An important aspect to any practitioner responsible for bringing real user centered design to an organization’s product design process is being able to evangelize the importance of user research and persona creation.
Many interaction designers understand the importance of persona creation, but lack the arguments to persuade management to both fund user research and persona creation, and to incorporate real users into the design process.
This is where the book is particularly important – selling proper user research and persona creation to upper management constrained by resources and deadlines. According to Mulder and Yaar, personas bring many benefits, including these:
- Users’ goals, behaviors and attitudes become a common point of focus for the team. (They keep repeating this mantra until I found myself chanting it in the shower)
- The team can concentrate on designing for a manageable set of personas knowing that they represent the needs of many users.
- By always asking, “Would Will use this?” the team can avoid the trap of building what users ask for rather than what they will actually use, or the problem which is far more pernicious – building features that a product champion thinks are important.
- Design efforts can be prioritized based on the personas.
- Disagreements over design decisions can be sorted out by referring back to the personas.
- Designs can be constantly evaluated against the personas, getting better designs into usability testing.
The User Is Always Right is an entertaining and clearly written book that is also filled with great insight into the process, both qualitative, and quantitative, of creating user personas based on real research and how that can help interaction designers, product designers, and other user experience professionals make more usable and useful software.
There are also extensive samples and examples throughout the book of real personas, actual user research data, and analysis spreadsheets. These give a very clear idea of how the recommended approaches work in practice.

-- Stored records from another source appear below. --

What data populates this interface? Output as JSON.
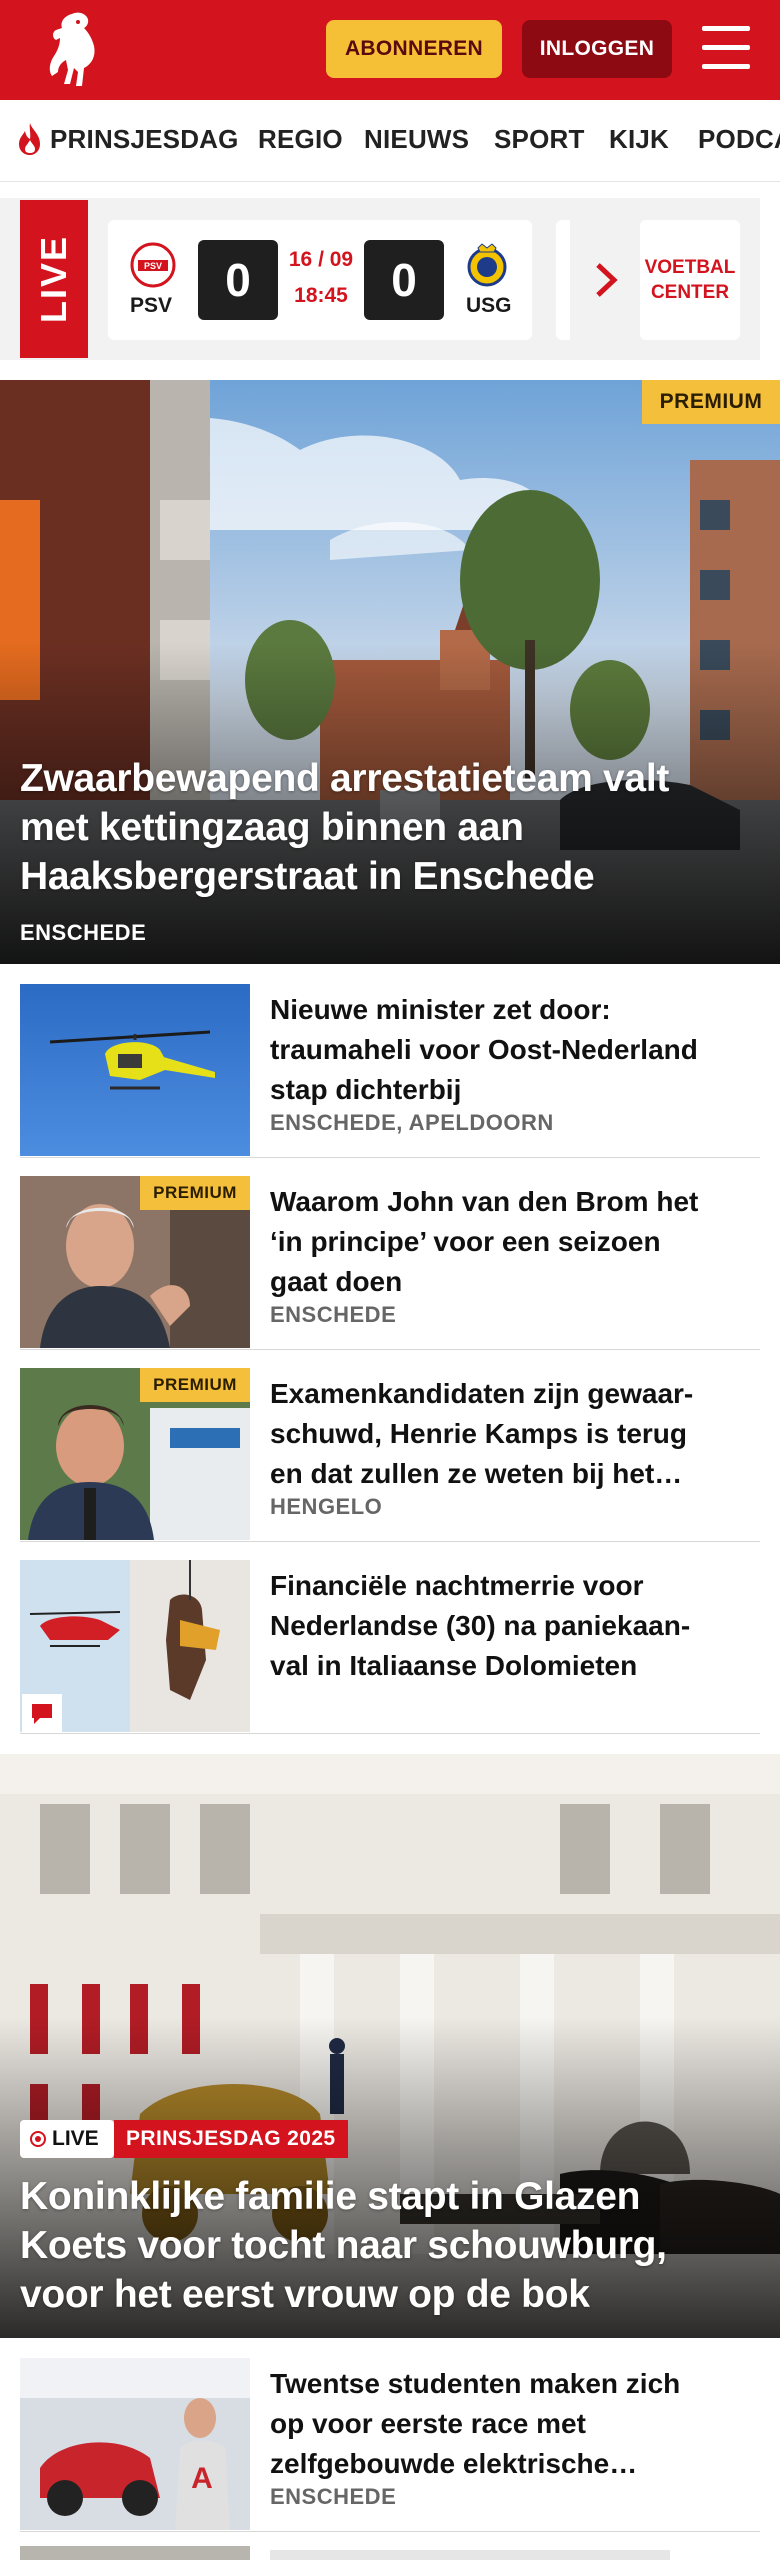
{
  "header": {
    "subscribe_label": "ABONNEREN",
    "login_label": "INLOGGEN",
    "colors": {
      "brand_red": "#d3131d",
      "subscribe_yellow": "#f5bf36",
      "login_dark_red": "#8e0a13"
    }
  },
  "nav": {
    "items": [
      {
        "label": "PRINSJESDAG",
        "icon": "flame-icon"
      },
      {
        "label": "REGIO"
      },
      {
        "label": "NIEUWS"
      },
      {
        "label": "SPORT"
      },
      {
        "label": "KIJK"
      },
      {
        "label": "PODCA"
      }
    ]
  },
  "live": {
    "label": "LIVE",
    "match": {
      "home": "PSV",
      "away": "USG",
      "home_score": "0",
      "away_score": "0",
      "date": "16 / 09",
      "time": "18:45"
    },
    "voetbal_center_line1": "VOETBAL",
    "voetbal_center_line2": "CENTER"
  },
  "hero1": {
    "badge": "PREMIUM",
    "title_lines": [
      "Zwaarbewapend arrestatieteam valt",
      "met kettingzaag binnen aan",
      "Haaksbergerstraat in Enschede"
    ],
    "location": "ENSCHEDE"
  },
  "articles": [
    {
      "title_lines": [
        "Nieuwe minister zet door:",
        "traumaheli voor Oost-Nederland",
        "stap dichterbij"
      ],
      "location": "ENSCHEDE, APELDOORN"
    },
    {
      "badge": "PREMIUM",
      "title_lines": [
        "Waarom John van den Brom het",
        "‘in principe’ voor een seizoen",
        "gaat doen"
      ],
      "location": "ENSCHEDE"
    },
    {
      "badge": "PREMIUM",
      "title_lines": [
        "Examenkandidaten zijn gewaar-",
        "schuwd, Henrie Kamps is terug",
        "en dat zullen ze weten bij het…"
      ],
      "location": "HENGELO"
    },
    {
      "title_lines": [
        "Financiële nachtmerrie voor",
        "Nederlandse (30) na paniekaan-",
        "val in Italiaanse Dolomieten"
      ],
      "location": ""
    }
  ],
  "hero2": {
    "live_label": "LIVE",
    "tag": "PRINSJESDAG 2025",
    "title_lines": [
      "Koninklijke familie stapt in Glazen",
      "Koets voor tocht naar schouwburg,",
      "voor het eerst vrouw op de bok"
    ]
  },
  "articles2": [
    {
      "title_lines": [
        "Twentse studenten maken zich",
        "op voor eerste race met",
        "zelfgebouwde elektrische…"
      ],
      "location": "ENSCHEDE"
    }
  ]
}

For the first time (as far as I’m aware), this brings together two very different approaches: qualitative research based on interviews and observation; and quantitative research based on surveys and usage data. The authors’ overall methodology provides real answers on when to use field research, when to conduct surveys, and how to combine the two sets of results. The end product is personas that have much greater rigueur and impact.
In summary, this is a must-have book for people tackling the interaction design of complex sites, applications or devices, or for user-centered designers seeking more rigorous methodologies when creating personas. I cannot recommend this book too highly.

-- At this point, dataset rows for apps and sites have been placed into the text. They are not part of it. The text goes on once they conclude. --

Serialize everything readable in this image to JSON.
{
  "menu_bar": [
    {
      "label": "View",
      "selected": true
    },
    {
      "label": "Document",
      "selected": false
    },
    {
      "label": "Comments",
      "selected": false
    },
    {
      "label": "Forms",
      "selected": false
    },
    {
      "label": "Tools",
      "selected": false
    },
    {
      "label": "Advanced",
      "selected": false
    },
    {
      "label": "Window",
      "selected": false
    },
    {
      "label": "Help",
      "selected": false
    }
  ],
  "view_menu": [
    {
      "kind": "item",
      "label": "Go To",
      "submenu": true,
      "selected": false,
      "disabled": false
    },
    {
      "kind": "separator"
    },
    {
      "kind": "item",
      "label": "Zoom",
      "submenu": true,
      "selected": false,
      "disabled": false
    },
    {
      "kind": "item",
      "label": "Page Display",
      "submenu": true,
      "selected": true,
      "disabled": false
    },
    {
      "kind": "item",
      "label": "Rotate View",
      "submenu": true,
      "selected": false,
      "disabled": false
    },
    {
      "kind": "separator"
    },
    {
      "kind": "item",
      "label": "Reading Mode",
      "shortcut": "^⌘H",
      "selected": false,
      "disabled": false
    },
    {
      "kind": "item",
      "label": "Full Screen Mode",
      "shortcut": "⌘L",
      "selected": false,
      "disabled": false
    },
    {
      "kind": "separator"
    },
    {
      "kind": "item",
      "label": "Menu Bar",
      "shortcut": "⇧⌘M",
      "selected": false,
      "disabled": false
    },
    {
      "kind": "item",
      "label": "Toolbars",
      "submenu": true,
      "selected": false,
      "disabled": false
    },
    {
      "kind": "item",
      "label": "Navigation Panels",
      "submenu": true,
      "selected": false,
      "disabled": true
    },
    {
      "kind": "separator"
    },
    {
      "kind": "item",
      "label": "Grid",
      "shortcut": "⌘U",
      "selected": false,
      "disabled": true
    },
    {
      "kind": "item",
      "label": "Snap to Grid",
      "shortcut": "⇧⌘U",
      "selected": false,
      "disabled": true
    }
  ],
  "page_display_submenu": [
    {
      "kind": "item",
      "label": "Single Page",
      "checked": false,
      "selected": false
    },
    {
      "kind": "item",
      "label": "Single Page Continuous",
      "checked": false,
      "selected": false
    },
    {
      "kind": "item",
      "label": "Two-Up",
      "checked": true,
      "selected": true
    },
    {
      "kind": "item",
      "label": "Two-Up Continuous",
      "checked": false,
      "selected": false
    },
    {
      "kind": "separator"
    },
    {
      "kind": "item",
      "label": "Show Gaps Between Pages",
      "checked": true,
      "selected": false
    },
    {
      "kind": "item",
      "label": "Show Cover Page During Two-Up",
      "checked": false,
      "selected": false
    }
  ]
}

Once you have finished this book and have a little user research and persona creation under your belt, you are ready for Mike Kunievsky’s brilliant tome: Observing the User Experience: A Practitioner’s Guide to User Research .
About the authors
Steve Mulder is principal consultant at Molecular. He’s a user experience expert who practices what he preaches, with over ten years of experience in user research, information architecture, interaction design, and usability.
Ziv Yaar is the vice president of Internet strategy at Molecular, where he has spent over ten years helping companies develop technology and business strategies and has been at the forefront of merging the power of marketing analytics with personas.
About the reviewer
Will Evans is founder and Principal User Experience Architect for Semantic Foundry with 14 years industry experience in presentation layer and user experience design. His experiences includes directing user experience and information architecture for AIR Worldwide, UX Architect for web 2.0 social networking site Gather.com; and UX Architect responsible for information architecture and interaction design for Kayak.com. Although conspicuously absent from from the “intercoms”, as he puts it, he is quite a Twitterer.